> _Work instructions_
Show all lines below holding the string "Internal".

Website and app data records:
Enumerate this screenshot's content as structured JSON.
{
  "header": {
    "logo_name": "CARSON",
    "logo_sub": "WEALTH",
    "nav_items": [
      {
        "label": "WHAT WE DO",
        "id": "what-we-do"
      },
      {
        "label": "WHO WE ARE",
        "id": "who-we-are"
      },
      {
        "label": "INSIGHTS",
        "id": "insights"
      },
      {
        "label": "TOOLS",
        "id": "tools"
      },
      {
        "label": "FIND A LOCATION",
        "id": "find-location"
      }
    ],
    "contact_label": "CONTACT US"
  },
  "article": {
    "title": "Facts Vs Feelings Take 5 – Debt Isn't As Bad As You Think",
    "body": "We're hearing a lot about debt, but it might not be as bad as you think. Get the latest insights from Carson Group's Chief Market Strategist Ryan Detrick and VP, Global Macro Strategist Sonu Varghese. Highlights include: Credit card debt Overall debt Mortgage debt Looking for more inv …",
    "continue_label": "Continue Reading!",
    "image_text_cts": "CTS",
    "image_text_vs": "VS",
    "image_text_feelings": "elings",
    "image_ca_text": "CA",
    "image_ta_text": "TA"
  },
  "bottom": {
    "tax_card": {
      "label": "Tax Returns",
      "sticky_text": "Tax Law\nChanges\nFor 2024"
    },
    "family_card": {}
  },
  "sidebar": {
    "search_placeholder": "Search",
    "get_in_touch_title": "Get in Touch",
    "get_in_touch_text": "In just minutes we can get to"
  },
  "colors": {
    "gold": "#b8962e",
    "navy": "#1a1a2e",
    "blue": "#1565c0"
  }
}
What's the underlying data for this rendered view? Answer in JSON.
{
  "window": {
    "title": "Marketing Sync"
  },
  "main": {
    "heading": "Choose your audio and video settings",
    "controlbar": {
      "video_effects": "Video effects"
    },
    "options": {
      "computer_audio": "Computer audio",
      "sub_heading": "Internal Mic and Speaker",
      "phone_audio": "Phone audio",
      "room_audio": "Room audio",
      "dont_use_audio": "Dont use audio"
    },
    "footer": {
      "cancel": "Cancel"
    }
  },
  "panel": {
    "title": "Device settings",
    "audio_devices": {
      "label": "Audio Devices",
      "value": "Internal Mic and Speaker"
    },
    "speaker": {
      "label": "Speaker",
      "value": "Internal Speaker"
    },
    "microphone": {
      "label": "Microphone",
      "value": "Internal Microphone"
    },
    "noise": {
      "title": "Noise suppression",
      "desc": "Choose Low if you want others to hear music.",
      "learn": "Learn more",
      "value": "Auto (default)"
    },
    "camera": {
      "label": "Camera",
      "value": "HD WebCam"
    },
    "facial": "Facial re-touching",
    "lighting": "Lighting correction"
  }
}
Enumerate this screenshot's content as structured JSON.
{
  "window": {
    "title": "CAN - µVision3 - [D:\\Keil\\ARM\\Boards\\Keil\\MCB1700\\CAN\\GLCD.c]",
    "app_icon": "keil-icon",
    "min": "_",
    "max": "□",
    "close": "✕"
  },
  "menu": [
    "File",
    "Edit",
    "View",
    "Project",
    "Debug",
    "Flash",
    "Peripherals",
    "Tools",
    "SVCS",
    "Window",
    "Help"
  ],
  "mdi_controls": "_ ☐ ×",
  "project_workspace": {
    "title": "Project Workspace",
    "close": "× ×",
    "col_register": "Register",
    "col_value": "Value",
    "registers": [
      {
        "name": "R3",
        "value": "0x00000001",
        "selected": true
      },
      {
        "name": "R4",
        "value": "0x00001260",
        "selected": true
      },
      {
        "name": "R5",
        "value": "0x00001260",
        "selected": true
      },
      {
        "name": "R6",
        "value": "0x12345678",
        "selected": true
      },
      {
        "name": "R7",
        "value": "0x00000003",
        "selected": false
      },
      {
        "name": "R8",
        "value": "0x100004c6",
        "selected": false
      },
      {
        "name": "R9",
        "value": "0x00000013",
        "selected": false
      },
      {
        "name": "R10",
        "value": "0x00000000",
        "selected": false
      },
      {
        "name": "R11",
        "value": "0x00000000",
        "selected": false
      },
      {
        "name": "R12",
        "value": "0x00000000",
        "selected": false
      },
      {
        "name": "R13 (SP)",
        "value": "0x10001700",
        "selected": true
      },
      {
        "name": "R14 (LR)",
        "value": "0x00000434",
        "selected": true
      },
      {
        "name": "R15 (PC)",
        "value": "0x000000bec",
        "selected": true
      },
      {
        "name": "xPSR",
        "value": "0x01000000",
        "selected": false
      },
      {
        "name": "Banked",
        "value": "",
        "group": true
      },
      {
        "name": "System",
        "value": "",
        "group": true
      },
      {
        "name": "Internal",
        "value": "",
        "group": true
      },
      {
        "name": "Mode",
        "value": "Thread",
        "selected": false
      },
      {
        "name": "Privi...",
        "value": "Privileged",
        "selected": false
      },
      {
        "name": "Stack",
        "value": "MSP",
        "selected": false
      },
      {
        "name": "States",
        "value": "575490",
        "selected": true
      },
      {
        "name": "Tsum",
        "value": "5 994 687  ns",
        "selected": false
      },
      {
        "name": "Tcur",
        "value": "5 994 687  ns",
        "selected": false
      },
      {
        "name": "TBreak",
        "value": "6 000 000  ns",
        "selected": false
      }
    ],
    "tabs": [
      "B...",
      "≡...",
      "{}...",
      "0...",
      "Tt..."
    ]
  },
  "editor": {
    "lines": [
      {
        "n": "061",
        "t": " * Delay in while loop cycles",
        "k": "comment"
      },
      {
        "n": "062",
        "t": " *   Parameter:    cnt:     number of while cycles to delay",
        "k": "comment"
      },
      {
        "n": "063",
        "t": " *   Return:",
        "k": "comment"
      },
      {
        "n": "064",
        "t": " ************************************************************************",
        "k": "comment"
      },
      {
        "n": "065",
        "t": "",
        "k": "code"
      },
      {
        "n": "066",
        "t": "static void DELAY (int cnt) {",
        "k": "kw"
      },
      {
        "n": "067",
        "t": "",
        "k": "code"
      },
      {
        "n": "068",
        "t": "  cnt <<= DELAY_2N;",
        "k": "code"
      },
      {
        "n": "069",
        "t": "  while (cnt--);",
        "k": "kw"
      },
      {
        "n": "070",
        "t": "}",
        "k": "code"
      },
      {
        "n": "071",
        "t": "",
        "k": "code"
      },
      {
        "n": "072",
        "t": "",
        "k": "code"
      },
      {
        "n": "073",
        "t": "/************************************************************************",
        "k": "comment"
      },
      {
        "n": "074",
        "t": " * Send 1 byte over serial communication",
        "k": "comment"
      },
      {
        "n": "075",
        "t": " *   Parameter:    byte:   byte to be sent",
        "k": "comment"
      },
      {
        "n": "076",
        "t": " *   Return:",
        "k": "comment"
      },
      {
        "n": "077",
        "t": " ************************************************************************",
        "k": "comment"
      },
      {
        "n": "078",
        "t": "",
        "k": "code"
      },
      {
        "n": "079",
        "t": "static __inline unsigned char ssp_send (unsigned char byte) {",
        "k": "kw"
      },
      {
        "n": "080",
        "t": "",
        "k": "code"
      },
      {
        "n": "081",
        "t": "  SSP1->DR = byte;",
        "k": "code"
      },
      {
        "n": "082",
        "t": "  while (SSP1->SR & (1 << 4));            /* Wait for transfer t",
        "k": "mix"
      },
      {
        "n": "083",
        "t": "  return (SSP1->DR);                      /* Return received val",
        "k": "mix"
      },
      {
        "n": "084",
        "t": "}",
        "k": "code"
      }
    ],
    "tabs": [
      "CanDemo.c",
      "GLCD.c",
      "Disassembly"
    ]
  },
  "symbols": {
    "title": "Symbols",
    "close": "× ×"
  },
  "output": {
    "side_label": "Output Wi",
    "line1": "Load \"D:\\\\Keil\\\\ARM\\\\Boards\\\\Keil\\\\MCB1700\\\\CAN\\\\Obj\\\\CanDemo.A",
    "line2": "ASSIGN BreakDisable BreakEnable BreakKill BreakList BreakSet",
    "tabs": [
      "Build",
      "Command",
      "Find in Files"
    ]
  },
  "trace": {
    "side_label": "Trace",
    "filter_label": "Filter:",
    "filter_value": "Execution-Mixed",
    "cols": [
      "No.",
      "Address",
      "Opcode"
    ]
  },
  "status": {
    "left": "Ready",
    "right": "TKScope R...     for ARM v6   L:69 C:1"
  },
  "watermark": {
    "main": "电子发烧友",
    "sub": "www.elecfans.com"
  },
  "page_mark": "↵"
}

> _Result of the exercise_
      "sub_heading": "Internal Mic and Speaker",
      "value": "Internal Mic and Speaker"
      "value": "Internal Speaker"
      "value": "Internal Microphone"
        "name": "Internal",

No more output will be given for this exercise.